Trump blocks Chinese takeover of US chip maker on national security grounds
Trump’s action sends clear signal to Beijing that Washington would oppose takeover deals that involve technologies with potential military applications
US President Donald Trump on Wednesday blocked attempts by a Chinese state-owned firm to acquire an American semiconductor manufacturer on national security concerns, drawing a rebuke from Beijing.
The acquisition of Lattice Semiconductor Corporation, a publicly-traded Oregon company, by Chinese-owned Canyon Bridge Fund could endanger the US government’s use of sensitive products the company produces, the Treasury Department said in a statement.
The Trump administration has adopted an aggressive stance towards China on trade and national security matters, launching wide-ranging investigations into the national security ramifications of Beijing’s trade in aluminium and steel.
Trump has the authority to block foreign investments he deems national security threats through the Committee on Foreign Investments in the United States, an interagency committee.
In the case of Lattice, CFIUS and the president decided “the transaction poses a risk to the national security of the United States that cannot be resolved through mitigation,” the Treasury said in a statement.
The decision prohibited Canyon Bridge, its partner Yitai Capital and Yitai’s parent, the China Venture Capital Fund Corp (CVCF), from purchasing the US firm, which serves the consumer, communications and industrial markets.

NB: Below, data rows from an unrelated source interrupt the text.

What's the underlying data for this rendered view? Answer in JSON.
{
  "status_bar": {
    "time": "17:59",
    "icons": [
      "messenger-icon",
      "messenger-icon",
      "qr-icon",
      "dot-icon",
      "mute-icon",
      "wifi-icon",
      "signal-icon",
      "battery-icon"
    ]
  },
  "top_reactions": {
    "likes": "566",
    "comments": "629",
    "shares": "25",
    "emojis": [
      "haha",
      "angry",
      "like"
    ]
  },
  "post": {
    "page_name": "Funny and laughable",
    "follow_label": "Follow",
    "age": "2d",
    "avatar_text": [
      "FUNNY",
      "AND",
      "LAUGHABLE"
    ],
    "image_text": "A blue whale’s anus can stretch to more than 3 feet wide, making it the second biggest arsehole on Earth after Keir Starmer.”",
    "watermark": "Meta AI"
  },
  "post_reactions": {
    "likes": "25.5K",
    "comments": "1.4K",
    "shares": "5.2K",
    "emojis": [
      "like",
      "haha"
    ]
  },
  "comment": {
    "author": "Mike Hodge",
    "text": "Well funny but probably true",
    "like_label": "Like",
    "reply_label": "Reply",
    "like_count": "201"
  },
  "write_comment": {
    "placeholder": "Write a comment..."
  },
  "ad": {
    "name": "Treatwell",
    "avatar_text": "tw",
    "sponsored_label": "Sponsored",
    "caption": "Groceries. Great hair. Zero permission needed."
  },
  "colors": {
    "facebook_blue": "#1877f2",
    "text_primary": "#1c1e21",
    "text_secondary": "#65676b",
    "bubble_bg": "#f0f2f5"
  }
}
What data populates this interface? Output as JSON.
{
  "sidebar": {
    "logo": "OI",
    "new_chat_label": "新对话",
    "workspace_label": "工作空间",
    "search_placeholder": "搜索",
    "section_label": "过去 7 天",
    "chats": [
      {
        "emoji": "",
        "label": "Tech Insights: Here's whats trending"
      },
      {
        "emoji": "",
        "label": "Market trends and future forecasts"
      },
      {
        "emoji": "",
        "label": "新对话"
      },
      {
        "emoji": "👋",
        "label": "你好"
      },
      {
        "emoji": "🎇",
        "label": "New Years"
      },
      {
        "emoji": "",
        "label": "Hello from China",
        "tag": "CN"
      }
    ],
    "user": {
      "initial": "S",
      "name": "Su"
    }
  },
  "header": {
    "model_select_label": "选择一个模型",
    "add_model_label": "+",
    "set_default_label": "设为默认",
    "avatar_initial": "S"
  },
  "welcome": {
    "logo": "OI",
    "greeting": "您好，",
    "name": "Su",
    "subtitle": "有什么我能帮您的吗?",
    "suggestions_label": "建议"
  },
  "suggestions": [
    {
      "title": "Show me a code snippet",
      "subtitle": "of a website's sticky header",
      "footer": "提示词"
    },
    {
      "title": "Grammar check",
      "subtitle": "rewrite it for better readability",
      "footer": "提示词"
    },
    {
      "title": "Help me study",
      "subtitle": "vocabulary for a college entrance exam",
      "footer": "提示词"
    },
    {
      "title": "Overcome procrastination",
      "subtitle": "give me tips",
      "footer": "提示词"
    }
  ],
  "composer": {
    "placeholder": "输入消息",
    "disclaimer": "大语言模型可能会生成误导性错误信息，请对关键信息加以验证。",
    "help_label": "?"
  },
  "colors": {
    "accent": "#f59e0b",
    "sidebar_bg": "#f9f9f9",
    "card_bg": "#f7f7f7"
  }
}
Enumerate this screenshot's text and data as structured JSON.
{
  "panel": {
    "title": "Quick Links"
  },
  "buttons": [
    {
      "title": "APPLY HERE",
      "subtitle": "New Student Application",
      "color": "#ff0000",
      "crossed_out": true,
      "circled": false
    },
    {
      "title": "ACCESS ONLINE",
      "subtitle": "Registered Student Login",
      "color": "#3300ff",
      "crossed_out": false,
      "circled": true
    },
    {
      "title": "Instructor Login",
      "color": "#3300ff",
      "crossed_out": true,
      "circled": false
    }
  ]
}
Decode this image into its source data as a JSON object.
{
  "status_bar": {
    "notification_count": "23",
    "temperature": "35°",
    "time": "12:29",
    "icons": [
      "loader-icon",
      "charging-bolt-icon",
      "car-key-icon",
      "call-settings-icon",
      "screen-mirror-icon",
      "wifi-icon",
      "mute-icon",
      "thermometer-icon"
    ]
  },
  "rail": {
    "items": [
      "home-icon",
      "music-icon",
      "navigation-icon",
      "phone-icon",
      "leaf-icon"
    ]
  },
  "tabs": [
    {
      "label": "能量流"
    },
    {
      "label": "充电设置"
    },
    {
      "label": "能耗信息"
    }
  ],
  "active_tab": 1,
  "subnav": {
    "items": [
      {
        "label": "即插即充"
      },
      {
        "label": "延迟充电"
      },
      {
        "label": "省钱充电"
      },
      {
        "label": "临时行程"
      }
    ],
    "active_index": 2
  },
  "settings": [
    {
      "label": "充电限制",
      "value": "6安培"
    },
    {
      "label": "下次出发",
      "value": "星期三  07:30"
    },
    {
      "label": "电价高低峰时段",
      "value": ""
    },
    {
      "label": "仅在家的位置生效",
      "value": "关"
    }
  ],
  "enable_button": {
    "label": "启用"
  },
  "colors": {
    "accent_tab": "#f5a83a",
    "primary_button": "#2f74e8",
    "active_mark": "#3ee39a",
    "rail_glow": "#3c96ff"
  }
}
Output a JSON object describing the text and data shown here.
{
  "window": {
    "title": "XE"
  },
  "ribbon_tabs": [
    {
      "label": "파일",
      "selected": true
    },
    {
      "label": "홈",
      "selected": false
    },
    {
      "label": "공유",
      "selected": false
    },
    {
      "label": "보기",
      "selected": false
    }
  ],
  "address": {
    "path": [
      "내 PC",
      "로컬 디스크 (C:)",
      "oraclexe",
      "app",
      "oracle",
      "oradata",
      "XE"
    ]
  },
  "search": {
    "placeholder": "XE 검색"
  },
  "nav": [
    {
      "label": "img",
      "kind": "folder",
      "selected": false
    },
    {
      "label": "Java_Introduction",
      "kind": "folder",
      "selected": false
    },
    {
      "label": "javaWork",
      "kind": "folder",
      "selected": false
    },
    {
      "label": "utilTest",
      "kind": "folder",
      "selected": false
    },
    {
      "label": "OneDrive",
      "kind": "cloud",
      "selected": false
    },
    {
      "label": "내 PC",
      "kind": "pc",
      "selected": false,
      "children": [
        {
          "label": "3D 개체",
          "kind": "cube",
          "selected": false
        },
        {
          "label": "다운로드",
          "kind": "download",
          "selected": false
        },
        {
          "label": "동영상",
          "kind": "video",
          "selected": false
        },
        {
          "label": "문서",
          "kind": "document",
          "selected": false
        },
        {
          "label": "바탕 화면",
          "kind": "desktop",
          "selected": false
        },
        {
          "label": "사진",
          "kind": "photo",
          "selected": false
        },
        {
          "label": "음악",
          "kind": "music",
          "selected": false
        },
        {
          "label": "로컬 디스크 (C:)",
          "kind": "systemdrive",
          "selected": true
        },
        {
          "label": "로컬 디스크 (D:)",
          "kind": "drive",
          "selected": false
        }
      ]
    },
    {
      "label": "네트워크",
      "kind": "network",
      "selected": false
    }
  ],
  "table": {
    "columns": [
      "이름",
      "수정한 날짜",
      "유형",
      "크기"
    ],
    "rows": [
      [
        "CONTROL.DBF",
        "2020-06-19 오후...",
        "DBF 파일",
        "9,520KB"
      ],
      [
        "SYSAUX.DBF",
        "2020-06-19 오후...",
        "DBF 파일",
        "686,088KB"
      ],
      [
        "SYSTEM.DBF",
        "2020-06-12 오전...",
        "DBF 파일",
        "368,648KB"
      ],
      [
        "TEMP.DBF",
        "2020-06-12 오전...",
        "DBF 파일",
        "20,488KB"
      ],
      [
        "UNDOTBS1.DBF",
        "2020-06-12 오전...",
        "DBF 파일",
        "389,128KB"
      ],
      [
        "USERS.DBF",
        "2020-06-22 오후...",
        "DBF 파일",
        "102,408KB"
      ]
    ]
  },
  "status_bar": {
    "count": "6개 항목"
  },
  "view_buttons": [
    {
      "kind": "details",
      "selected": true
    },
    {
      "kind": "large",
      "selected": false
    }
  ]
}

The Treasury said the deal posed a national security risk due to Beijing’s support for the transaction, the potential transfer of intellectual property to the foreign investors, and the importance of the semiconductor supply to the US government, including Lattice’s products.
China’s Ministry of Commerce expressed “concern” over the decision Thursday.
Spokesman Gao Feng told reporters at a regular press briefing that while each country has a right to probe investments in “sensitive fields”, the power should not be used as “an instrument for implementing protectionism.”
China “hopes relevant countries can treat Chinese companies’ overseas acquisitions objectively and impartially, give fair treatment to such normal business practices, and create a reasonable and transparent business environment to avoid impacting investors’ confidence,” he said, according to a transcript of the remarks on the ministry’s website.
The Trump administration has maintained the US’s tough stance against Chinese takeovers of American businesses even as it seeks China’s help to resolve the North Korean nuclear crisis. Other Chinese deals under review include MoneyGram International Inc’s proposed sale to Ant Financial, the financial-services company controlled by Chinese billionaire Jack Ma.
Ma is chairman of the Alibaba Group, publisher of The South China Morning Post.
The government was also examining an agreement by Chinese conglomerate HNA Group Co to buy a stake in SkyBridge Capital LLC, the fund-management company founded by Anthony Scaramucci, who was briefly Trump’s White House communications director.
Lattice manufactures programmable logic devices, which are semiconductors that can be
programmed to provide functions similar to chips, the statement said.
Trump personally intervened in the process after the companies appealed to him directly to overrule the CFIUS ruling, according to The Wall Street Journal.
Trump’s predecessor, Barack Obama, had also intervened to prevent a similar deal involving semiconductors on security concerns last year.
Chinese government-backed Grand Chip Investment scrapped plans to buy German semiconductor equipment maker Aixtron in December after Washington rejected the inclusion of Aixtron’s US unit over fears it could put sensitive technology with potential military applications in Chinese hands.
“It is important to note that the US government has been particularly concerned with foreign investment, particularly Chinese investment, into the US semiconductor industry for years,” said Lawrence Ward, a partner at the international law firm Dorsey & Whitney in global business focusing on US national security law.
“It is likely premature to think that the Trump administration is taking a hawkish approach to Chinese investment across all industry sectors but, of course, only time will tell,” Ward said.
Bloomberg, Agence France-Presse, Reuters